Task to carry out:
Word for word, copy every line of the data.

Provided data:
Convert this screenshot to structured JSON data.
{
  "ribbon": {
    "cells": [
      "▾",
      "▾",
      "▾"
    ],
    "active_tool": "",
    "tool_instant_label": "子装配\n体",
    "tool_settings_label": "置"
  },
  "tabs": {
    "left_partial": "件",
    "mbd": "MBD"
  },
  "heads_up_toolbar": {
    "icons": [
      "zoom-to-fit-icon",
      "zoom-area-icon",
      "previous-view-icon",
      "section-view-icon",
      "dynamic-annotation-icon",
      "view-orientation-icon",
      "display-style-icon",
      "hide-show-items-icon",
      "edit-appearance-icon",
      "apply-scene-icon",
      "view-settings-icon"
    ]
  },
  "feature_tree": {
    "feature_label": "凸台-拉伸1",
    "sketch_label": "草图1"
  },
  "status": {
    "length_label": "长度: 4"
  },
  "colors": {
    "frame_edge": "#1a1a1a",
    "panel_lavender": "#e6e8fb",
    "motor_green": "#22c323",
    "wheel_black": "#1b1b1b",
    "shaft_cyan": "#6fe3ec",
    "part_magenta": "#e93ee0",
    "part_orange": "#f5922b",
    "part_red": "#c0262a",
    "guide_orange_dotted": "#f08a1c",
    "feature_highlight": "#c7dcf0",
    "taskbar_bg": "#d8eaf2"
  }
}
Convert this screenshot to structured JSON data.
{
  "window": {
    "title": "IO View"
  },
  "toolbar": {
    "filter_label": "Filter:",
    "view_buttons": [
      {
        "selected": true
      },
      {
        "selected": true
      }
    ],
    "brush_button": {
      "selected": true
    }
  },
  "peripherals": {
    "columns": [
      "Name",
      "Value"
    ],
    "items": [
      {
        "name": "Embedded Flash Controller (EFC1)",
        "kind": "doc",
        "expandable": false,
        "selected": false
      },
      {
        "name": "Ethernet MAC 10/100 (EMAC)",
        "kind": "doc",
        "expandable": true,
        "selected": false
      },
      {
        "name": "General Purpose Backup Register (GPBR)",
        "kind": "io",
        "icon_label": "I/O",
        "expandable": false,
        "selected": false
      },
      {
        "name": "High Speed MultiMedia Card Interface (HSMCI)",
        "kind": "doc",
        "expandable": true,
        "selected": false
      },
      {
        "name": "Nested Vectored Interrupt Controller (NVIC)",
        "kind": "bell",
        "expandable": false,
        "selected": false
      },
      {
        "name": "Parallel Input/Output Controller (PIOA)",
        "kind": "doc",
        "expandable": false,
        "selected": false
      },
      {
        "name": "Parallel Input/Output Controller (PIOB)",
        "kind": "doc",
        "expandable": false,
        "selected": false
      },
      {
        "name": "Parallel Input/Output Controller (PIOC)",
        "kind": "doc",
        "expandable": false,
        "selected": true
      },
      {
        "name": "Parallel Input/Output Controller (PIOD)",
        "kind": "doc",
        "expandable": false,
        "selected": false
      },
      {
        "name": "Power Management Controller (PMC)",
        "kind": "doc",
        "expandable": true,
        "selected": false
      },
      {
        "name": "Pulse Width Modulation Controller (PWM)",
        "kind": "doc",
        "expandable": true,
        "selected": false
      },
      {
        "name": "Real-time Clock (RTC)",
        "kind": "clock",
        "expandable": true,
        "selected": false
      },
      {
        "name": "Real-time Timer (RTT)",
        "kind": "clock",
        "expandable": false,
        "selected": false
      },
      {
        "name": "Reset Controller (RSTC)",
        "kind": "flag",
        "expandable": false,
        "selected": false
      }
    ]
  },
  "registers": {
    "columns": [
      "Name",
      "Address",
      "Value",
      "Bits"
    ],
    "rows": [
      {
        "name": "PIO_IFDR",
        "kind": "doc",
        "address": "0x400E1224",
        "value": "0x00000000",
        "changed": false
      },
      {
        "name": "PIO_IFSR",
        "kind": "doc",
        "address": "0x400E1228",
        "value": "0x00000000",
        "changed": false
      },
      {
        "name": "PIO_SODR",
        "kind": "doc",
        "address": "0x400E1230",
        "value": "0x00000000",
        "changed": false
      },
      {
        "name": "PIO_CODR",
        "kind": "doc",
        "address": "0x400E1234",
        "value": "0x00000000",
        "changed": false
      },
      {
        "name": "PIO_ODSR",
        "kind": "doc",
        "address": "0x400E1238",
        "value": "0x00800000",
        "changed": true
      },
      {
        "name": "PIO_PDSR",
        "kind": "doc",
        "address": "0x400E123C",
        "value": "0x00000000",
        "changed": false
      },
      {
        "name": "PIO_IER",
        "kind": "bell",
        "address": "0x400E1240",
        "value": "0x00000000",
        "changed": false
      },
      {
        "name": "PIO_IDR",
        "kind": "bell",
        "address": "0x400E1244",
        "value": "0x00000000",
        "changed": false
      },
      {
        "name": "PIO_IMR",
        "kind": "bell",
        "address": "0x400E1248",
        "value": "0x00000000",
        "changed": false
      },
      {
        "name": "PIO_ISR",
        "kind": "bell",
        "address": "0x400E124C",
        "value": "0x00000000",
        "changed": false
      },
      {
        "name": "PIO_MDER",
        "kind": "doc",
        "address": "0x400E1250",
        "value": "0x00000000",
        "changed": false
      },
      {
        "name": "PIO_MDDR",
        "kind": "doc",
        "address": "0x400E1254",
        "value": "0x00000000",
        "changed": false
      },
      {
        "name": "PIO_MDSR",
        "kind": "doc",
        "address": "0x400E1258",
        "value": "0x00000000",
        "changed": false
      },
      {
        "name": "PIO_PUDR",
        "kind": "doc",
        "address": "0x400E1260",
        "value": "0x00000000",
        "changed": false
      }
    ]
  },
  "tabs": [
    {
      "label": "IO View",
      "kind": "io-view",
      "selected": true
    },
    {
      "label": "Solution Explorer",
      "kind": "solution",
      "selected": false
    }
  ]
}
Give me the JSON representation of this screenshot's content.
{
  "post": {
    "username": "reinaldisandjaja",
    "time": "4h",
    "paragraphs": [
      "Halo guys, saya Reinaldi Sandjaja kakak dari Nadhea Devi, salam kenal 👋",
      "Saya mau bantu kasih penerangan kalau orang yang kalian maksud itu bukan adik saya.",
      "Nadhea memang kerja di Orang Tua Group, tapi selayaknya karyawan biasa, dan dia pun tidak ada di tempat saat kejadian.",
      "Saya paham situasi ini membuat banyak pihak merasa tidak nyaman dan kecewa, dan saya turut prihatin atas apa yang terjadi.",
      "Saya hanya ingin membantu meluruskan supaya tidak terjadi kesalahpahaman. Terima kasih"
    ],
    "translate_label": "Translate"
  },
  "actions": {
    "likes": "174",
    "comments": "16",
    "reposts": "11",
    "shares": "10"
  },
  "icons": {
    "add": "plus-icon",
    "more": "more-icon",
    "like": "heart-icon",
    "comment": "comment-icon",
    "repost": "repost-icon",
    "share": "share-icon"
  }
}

The completed task:
Convert this screenshot to structured JSON data.
{
  "ribbon": {
    "cells": [
      "▾",
      "▾",
      "▾"
    ],
    "active_tool": "",
    "tool_instant_label": "子装配\n体",
    "tool_settings_label": "置"
  },
  "tabs": {
    "left_partial": "件",
    "mbd": "MBD"
  },
  "heads_up_toolbar": {
    "icons": [
      "zoom-to-fit-icon",
      "zoom-area-icon",
      "previous-view-icon",
      "section-view-icon",
      "dynamic-annotation-icon",
      "view-orientation-icon",
      "display-style-icon",
      "hide-show-items-icon",
      "edit-appearance-icon",
      "apply-scene-icon",
      "view-settings-icon"
    ]
  },
  "feature_tree": {
    "feature_label": "凸台-拉伸1",
    "sketch_label": "草图1"
  },
  "status": {
    "length_label": "长度: 4"
  },
  "colors": {
    "frame_edge": "#1a1a1a",
    "panel_lavender": "#e6e8fb",
    "motor_green": "#22c323",
    "wheel_black": "#1b1b1b",
    "shaft_cyan": "#6fe3ec",
    "part_magenta": "#e93ee0",
    "part_orange": "#f5922b",
    "part_red": "#c0262a",
    "guide_orange_dotted": "#f08a1c",
    "feature_highlight": "#c7dcf0",
    "taskbar_bg": "#d8eaf2"
  }
}
Convert this screenshot to structured JSON data.
{
  "window": {
    "title": "IO View"
  },
  "toolbar": {
    "filter_label": "Filter:",
    "view_buttons": [
      {
        "selected": true
      },
      {
        "selected": true
      }
    ],
    "brush_button": {
      "selected": true
    }
  },
  "peripherals": {
    "columns": [
      "Name",
      "Value"
    ],
    "items": [
      {
        "name": "Embedded Flash Controller (EFC1)",
        "kind": "doc",
        "expandable": false,
        "selected": false
      },
      {
        "name": "Ethernet MAC 10/100 (EMAC)",
        "kind": "doc",
        "expandable": true,
        "selected": false
      },
      {
        "name": "General Purpose Backup Register (GPBR)",
        "kind": "io",
        "icon_label": "I/O",
        "expandable": false,
        "selected": false
      },
      {
        "name": "High Speed MultiMedia Card Interface (HSMCI)",
        "kind": "doc",
        "expandable": true,
        "selected": false
      },
      {
        "name": "Nested Vectored Interrupt Controller (NVIC)",
        "kind": "bell",
        "expandable": false,
        "selected": false
      },
      {
        "name": "Parallel Input/Output Controller (PIOA)",
        "kind": "doc",
        "expandable": false,
        "selected": false
      },
      {
        "name": "Parallel Input/Output Controller (PIOB)",
        "kind": "doc",
        "expandable": false,
        "selected": false
      },
      {
        "name": "Parallel Input/Output Controller (PIOC)",
        "kind": "doc",
        "expandable": false,
        "selected": true
      },
      {
        "name": "Parallel Input/Output Controller (PIOD)",
        "kind": "doc",
        "expandable": false,
        "selected": false
      },
      {
        "name": "Power Management Controller (PMC)",
        "kind": "doc",
        "expandable": true,
        "selected": false
      },
      {
        "name": "Pulse Width Modulation Controller (PWM)",
        "kind": "doc",
        "expandable": true,
        "selected": false
      },
      {
        "name": "Real-time Clock (RTC)",
        "kind": "clock",
        "expandable": true,
        "selected": false
      },
      {
        "name": "Real-time Timer (RTT)",
        "kind": "clock",
        "expandable": false,
        "selected": false
      },
      {
        "name": "Reset Controller (RSTC)",
        "kind": "flag",
        "expandable": false,
        "selected": false
      }
    ]
  },
  "registers": {
    "columns": [
      "Name",
      "Address",
      "Value",
      "Bits"
    ],
    "rows": [
      {
        "name": "PIO_IFDR",
        "kind": "doc",
        "address": "0x400E1224",
        "value": "0x00000000",
        "changed": false
      },
      {
        "name": "PIO_IFSR",
        "kind": "doc",
        "address": "0x400E1228",
        "value": "0x00000000",
        "changed": false
      },
      {
        "name": "PIO_SODR",
        "kind": "doc",
        "address": "0x400E1230",
        "value": "0x00000000",
        "changed": false
      },
      {
        "name": "PIO_CODR",
        "kind": "doc",
        "address": "0x400E1234",
        "value": "0x00000000",
        "changed": false
      },
      {
        "name": "PIO_ODSR",
        "kind": "doc",
        "address": "0x400E1238",
        "value": "0x00800000",
        "changed": true
      },
      {
        "name": "PIO_PDSR",
        "kind": "doc",
        "address": "0x400E123C",
        "value": "0x00000000",
        "changed": false
      },
      {
        "name": "PIO_IER",
        "kind": "bell",
        "address": "0x400E1240",
        "value": "0x00000000",
        "changed": false
      },
      {
        "name": "PIO_IDR",
        "kind": "bell",
        "address": "0x400E1244",
        "value": "0x00000000",
        "changed": false
      },
      {
        "name": "PIO_IMR",
        "kind": "bell",
        "address": "0x400E1248",
        "value": "0x00000000",
        "changed": false
      },
      {
        "name": "PIO_ISR",
        "kind": "bell",
        "address": "0x400E124C",
        "value": "0x00000000",
        "changed": false
      },
      {
        "name": "PIO_MDER",
        "kind": "doc",
        "address": "0x400E1250",
        "value": "0x00000000",
        "changed": false
      },
      {
        "name": "PIO_MDDR",
        "kind": "doc",
        "address": "0x400E1254",
        "value": "0x00000000",
        "changed": false
      },
      {
        "name": "PIO_MDSR",
        "kind": "doc",
        "address": "0x400E1258",
        "value": "0x00000000",
        "changed": false
      },
      {
        "name": "PIO_PUDR",
        "kind": "doc",
        "address": "0x400E1260",
        "value": "0x00000000",
        "changed": false
      }
    ]
  },
  "tabs": [
    {
      "label": "IO View",
      "kind": "io-view",
      "selected": true
    },
    {
      "label": "Solution Explorer",
      "kind": "solution",
      "selected": false
    }
  ]
}
Give me the JSON representation of this screenshot's content.
{
  "post": {
    "username": "reinaldisandjaja",
    "time": "4h",
    "paragraphs": [
      "Halo guys, saya Reinaldi Sandjaja kakak dari Nadhea Devi, salam kenal 👋",
      "Saya mau bantu kasih penerangan kalau orang yang kalian maksud itu bukan adik saya.",
      "Nadhea memang kerja di Orang Tua Group, tapi selayaknya karyawan biasa, dan dia pun tidak ada di tempat saat kejadian.",
      "Saya paham situasi ini membuat banyak pihak merasa tidak nyaman dan kecewa, dan saya turut prihatin atas apa yang terjadi.",
      "Saya hanya ingin membantu meluruskan supaya tidak terjadi kesalahpahaman. Terima kasih"
    ],
    "translate_label": "Translate"
  },
  "actions": {
    "likes": "174",
    "comments": "16",
    "reposts": "11",
    "shares": "10"
  },
  "icons": {
    "add": "plus-icon",
    "more": "more-icon",
    "like": "heart-icon",
    "comment": "comment-icon",
    "repost": "repost-icon",
    "share": "share-icon"
  }
}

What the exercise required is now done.